Exercise directions —
From the entries below, determine the number of lines that contain "circolosoftware". Give that number by itself.

Data supplied —
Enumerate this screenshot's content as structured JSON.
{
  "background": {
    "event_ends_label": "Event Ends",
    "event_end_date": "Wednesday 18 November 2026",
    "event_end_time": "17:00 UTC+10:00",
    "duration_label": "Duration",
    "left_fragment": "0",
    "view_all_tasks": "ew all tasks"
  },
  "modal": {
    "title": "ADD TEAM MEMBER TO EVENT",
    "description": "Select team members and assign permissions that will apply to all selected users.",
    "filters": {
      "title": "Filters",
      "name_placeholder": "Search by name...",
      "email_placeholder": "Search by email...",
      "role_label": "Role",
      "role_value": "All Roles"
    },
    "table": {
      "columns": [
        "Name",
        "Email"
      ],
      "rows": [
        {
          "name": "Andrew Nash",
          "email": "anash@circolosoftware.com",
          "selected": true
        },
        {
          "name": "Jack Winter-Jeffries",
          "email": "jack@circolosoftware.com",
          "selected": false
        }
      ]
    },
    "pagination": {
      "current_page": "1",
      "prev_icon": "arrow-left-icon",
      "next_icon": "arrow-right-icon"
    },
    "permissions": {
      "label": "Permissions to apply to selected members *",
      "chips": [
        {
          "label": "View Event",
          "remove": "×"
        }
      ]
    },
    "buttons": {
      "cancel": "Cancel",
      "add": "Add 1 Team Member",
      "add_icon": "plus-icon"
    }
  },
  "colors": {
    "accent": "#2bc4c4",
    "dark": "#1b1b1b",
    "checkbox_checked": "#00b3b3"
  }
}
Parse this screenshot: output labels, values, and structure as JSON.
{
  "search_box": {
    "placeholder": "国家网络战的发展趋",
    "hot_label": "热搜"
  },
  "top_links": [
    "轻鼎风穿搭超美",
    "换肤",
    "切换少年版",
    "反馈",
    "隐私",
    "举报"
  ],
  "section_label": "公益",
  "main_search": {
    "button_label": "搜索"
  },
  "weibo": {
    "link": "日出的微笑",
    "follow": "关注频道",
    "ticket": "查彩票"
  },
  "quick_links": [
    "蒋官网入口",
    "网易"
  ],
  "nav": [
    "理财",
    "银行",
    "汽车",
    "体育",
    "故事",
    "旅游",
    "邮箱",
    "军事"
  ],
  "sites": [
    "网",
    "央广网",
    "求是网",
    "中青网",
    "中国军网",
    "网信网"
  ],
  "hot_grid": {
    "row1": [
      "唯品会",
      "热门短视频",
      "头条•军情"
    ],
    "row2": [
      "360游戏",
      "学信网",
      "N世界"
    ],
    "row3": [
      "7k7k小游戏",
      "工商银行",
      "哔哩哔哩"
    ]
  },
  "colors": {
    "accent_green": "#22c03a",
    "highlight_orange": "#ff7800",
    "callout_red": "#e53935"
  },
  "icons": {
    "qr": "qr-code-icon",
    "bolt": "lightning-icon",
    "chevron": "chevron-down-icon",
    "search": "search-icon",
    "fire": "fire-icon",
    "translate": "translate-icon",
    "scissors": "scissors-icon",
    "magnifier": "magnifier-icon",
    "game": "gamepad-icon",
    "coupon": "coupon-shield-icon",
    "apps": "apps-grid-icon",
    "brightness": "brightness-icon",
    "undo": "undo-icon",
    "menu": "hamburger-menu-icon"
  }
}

Answer box —
2